▶ **Task details**:
Copy out, from the data, each line containing the string "Erin".

*** Opening of Given records ***

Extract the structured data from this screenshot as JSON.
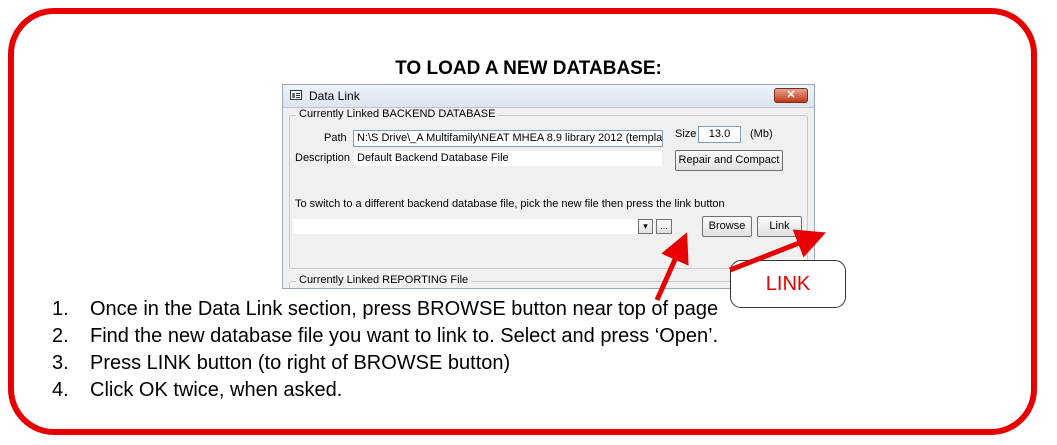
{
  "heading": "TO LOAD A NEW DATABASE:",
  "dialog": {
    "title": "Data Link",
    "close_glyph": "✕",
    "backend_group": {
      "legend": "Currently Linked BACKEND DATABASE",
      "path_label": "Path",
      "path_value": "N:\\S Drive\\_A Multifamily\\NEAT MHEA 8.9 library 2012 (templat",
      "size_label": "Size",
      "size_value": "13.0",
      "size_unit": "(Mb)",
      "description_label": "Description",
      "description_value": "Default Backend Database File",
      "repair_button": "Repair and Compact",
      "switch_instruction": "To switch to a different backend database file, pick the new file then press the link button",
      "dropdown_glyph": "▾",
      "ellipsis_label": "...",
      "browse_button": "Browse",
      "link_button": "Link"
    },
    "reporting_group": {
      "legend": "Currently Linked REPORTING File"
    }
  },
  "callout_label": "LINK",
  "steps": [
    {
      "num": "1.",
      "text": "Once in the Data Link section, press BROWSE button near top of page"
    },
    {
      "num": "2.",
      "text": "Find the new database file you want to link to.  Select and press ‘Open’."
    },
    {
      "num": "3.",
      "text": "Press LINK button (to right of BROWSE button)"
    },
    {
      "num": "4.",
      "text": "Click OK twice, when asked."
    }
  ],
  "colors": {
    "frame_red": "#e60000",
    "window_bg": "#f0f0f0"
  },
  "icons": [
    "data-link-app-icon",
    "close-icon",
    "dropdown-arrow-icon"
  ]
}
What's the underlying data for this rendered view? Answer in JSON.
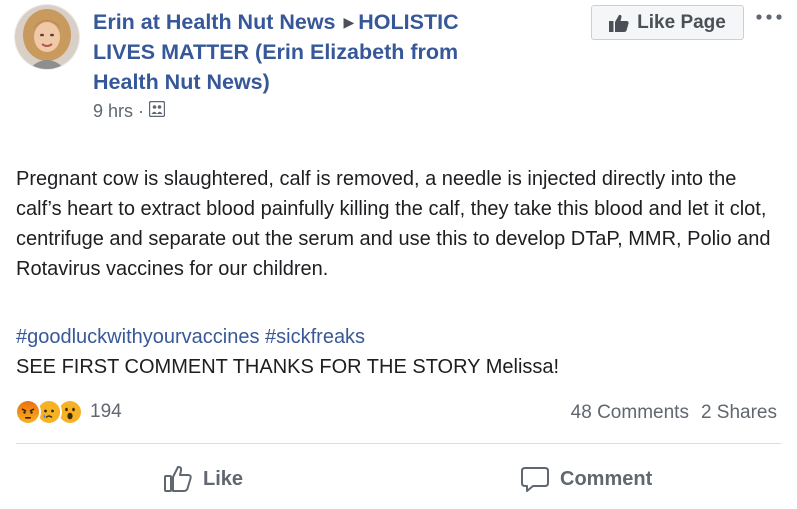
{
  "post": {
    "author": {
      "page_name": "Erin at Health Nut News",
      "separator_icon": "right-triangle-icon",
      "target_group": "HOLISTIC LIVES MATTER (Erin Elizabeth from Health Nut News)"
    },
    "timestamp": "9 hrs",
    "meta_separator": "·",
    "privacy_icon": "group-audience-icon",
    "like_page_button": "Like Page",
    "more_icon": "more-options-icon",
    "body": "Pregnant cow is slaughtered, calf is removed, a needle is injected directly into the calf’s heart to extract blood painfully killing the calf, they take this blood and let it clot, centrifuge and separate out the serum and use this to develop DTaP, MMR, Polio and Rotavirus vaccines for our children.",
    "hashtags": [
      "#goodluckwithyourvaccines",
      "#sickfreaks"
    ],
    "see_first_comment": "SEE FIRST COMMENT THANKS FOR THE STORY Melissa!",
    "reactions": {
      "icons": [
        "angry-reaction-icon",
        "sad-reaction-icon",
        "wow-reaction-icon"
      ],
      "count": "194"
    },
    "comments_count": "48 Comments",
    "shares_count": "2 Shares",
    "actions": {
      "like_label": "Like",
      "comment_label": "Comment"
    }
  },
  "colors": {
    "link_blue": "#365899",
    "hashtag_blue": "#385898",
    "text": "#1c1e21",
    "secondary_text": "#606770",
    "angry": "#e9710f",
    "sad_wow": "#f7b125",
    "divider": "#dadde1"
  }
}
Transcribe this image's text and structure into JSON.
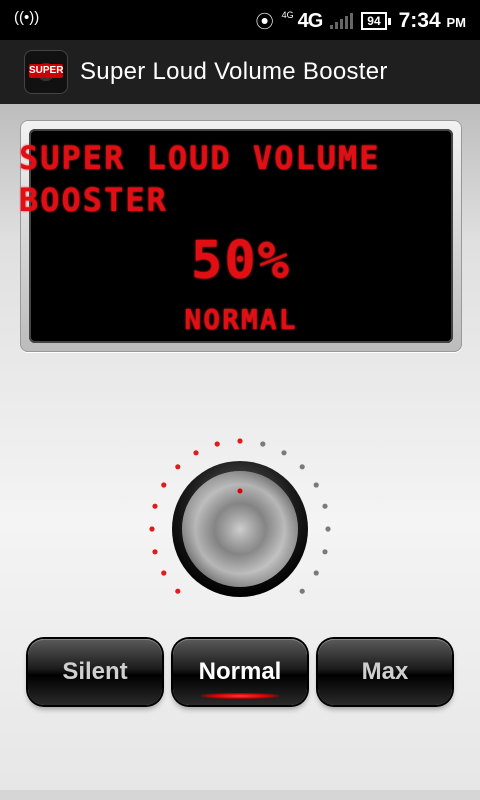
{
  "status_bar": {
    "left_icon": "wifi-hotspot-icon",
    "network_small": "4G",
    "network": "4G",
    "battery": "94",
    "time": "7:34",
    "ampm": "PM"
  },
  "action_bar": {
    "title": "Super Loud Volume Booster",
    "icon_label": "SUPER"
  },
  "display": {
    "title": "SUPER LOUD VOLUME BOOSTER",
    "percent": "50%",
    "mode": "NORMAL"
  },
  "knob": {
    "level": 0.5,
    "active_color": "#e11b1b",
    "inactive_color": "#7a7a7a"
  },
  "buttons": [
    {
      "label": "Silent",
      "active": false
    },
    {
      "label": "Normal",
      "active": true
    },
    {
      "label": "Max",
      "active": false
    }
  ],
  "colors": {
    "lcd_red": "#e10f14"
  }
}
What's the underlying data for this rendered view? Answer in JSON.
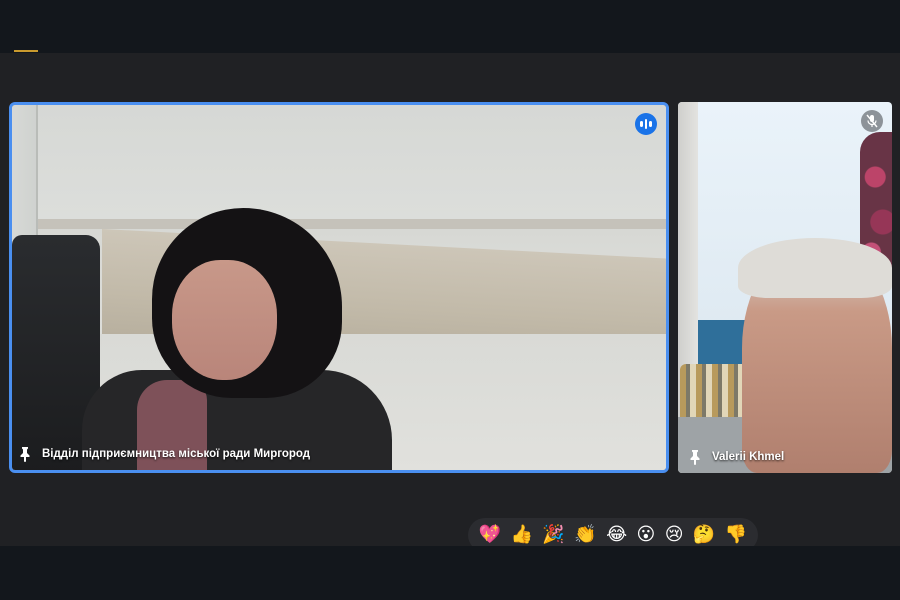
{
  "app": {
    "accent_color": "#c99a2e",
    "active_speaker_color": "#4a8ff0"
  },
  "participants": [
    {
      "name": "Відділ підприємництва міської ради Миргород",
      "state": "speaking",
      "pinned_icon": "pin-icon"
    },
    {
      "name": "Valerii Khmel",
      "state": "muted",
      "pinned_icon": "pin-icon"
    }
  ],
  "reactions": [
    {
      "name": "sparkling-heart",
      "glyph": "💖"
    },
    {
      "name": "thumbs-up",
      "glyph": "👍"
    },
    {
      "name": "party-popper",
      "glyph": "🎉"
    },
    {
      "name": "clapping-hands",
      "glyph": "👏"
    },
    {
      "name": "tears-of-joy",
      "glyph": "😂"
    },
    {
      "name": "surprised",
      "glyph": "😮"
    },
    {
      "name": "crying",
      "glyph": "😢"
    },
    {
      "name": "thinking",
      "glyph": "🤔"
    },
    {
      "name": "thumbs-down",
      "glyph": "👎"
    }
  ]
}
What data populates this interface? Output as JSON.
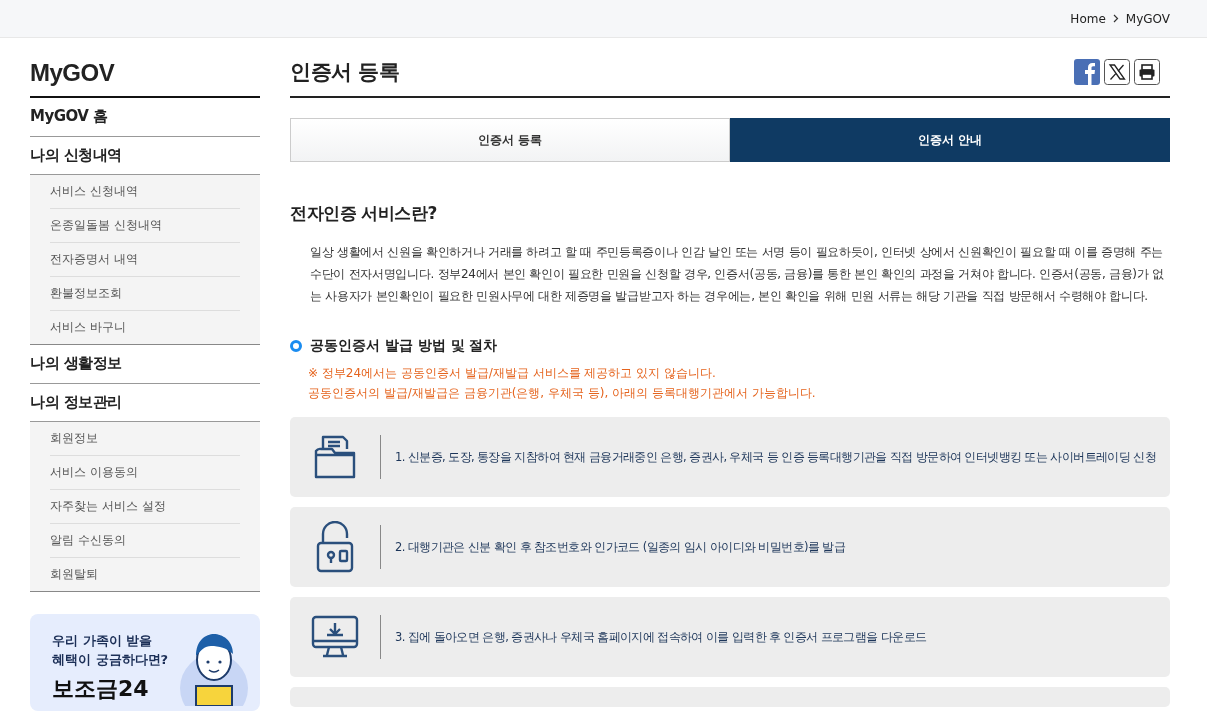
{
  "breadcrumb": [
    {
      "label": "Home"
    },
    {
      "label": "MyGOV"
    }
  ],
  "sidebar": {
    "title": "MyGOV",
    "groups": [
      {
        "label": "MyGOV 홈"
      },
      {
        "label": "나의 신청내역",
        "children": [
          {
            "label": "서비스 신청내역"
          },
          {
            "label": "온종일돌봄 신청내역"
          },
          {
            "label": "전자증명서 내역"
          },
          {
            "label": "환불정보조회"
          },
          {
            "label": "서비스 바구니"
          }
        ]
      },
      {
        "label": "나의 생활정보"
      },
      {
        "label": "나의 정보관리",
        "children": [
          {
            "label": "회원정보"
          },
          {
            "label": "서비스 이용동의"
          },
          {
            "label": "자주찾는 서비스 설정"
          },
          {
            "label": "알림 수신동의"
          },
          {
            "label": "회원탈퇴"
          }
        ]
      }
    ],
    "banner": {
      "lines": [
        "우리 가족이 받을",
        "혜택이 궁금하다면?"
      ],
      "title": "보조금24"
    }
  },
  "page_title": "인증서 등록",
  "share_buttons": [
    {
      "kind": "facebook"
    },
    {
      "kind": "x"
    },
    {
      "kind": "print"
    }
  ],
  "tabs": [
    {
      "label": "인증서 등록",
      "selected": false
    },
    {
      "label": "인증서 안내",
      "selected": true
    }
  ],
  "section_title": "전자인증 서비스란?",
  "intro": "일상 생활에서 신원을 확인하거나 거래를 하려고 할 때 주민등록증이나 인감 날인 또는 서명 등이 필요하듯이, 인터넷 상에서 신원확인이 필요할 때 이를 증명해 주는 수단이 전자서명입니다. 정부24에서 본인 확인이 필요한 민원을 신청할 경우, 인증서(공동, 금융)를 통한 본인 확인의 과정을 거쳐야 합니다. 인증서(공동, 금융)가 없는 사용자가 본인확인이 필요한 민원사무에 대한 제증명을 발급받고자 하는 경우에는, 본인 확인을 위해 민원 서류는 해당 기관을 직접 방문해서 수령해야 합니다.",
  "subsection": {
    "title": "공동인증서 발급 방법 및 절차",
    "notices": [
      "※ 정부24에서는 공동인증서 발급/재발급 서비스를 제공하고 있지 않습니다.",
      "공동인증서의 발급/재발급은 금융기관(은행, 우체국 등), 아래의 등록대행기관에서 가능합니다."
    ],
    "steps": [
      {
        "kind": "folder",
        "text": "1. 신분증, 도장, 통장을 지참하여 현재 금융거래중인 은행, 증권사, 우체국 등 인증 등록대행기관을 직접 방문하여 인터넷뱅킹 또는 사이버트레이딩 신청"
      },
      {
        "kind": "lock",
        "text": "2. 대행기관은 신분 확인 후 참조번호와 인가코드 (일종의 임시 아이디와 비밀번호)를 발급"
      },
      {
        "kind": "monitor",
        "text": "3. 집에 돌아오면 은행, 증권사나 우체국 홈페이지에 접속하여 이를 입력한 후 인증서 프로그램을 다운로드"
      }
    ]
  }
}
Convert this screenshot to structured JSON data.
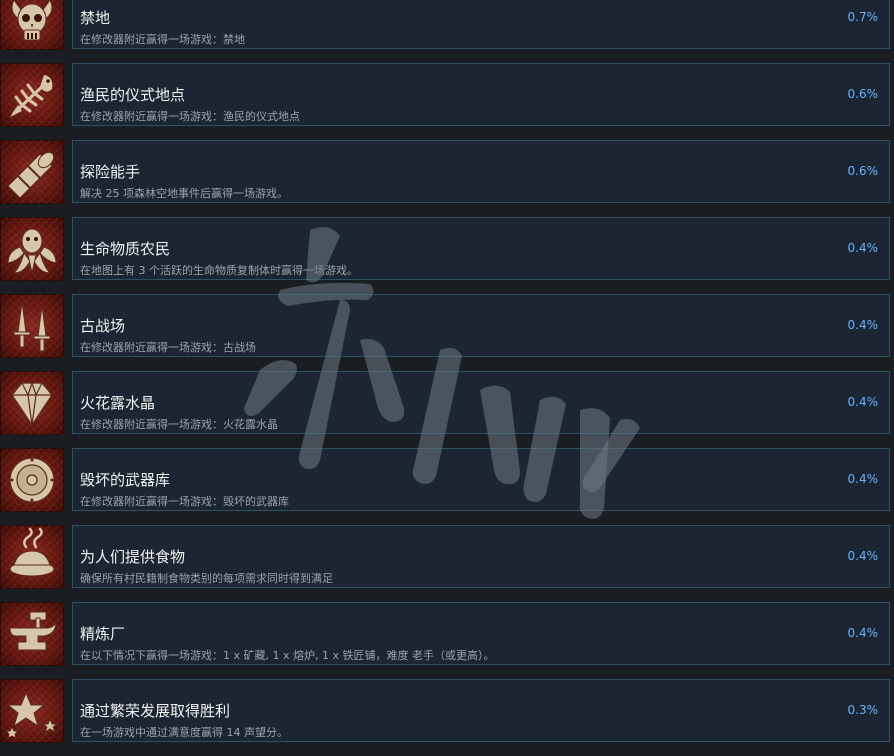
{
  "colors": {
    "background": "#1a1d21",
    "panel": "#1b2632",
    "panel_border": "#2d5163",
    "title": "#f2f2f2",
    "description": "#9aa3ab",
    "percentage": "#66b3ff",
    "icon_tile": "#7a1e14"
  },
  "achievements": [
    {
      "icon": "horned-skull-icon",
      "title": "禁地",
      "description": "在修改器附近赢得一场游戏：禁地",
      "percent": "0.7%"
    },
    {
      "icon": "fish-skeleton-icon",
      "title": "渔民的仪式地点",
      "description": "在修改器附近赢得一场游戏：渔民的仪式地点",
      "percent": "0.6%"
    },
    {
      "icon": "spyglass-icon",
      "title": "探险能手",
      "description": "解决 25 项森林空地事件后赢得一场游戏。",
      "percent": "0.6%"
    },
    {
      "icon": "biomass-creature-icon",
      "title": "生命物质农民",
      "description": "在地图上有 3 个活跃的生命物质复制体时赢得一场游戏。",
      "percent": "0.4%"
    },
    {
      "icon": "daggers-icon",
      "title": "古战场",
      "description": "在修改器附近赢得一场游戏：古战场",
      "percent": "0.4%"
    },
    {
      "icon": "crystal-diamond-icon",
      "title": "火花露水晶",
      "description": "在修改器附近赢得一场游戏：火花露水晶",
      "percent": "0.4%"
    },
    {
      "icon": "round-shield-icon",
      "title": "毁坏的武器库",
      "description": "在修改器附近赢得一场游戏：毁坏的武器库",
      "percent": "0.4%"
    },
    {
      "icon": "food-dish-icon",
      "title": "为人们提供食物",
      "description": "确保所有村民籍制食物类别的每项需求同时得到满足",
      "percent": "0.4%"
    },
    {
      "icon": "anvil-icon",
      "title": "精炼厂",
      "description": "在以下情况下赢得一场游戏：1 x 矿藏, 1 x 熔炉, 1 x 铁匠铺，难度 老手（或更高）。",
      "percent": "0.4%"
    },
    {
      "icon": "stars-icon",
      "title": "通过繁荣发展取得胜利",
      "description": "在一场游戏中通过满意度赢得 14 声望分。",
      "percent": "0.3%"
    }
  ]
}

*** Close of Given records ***

▶ **Written answer**:
      "page_name": "Erin at Health Nut News",
      "target_group": "HOLISTIC LIVES MATTER (Erin Elizabeth from Health Nut News)"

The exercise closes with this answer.